*** Records supplied ***
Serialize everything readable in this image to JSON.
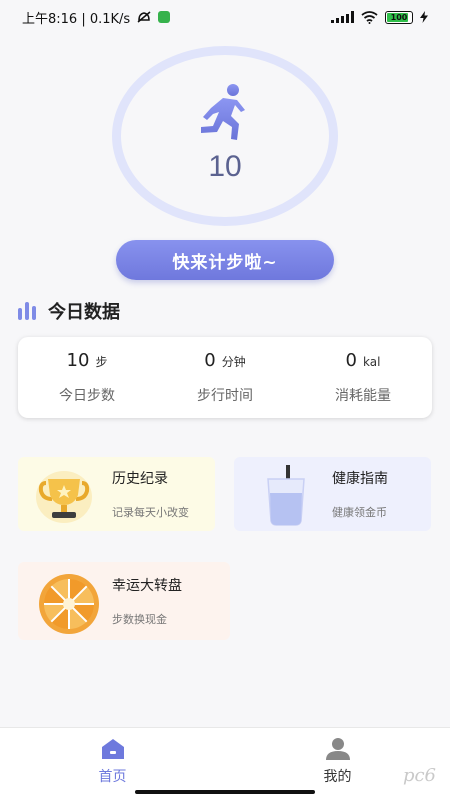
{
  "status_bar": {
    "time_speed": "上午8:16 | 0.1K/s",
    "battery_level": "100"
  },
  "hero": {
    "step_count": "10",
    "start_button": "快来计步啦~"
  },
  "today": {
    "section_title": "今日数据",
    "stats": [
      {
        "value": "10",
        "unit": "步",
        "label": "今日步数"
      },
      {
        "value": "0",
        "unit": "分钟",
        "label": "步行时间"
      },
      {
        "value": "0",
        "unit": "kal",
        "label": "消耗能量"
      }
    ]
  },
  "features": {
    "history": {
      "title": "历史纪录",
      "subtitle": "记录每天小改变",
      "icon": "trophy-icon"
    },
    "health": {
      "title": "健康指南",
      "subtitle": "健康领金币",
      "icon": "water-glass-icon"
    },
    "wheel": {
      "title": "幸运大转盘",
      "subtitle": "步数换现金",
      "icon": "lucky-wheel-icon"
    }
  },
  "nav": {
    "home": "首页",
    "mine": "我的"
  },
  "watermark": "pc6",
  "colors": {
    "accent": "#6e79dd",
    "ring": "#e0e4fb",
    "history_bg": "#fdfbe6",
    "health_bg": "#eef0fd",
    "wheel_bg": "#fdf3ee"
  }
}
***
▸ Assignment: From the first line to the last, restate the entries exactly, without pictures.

▸ Task response:
Serialize everything readable in this image to JSON.
{
  "status_bar": {
    "time_speed": "上午8:16 | 0.1K/s",
    "battery_level": "100"
  },
  "hero": {
    "step_count": "10",
    "start_button": "快来计步啦~"
  },
  "today": {
    "section_title": "今日数据",
    "stats": [
      {
        "value": "10",
        "unit": "步",
        "label": "今日步数"
      },
      {
        "value": "0",
        "unit": "分钟",
        "label": "步行时间"
      },
      {
        "value": "0",
        "unit": "kal",
        "label": "消耗能量"
      }
    ]
  },
  "features": {
    "history": {
      "title": "历史纪录",
      "subtitle": "记录每天小改变",
      "icon": "trophy-icon"
    },
    "health": {
      "title": "健康指南",
      "subtitle": "健康领金币",
      "icon": "water-glass-icon"
    },
    "wheel": {
      "title": "幸运大转盘",
      "subtitle": "步数换现金",
      "icon": "lucky-wheel-icon"
    }
  },
  "nav": {
    "home": "首页",
    "mine": "我的"
  },
  "watermark": "pc6",
  "colors": {
    "accent": "#6e79dd",
    "ring": "#e0e4fb",
    "history_bg": "#fdfbe6",
    "health_bg": "#eef0fd",
    "wheel_bg": "#fdf3ee"
  }
}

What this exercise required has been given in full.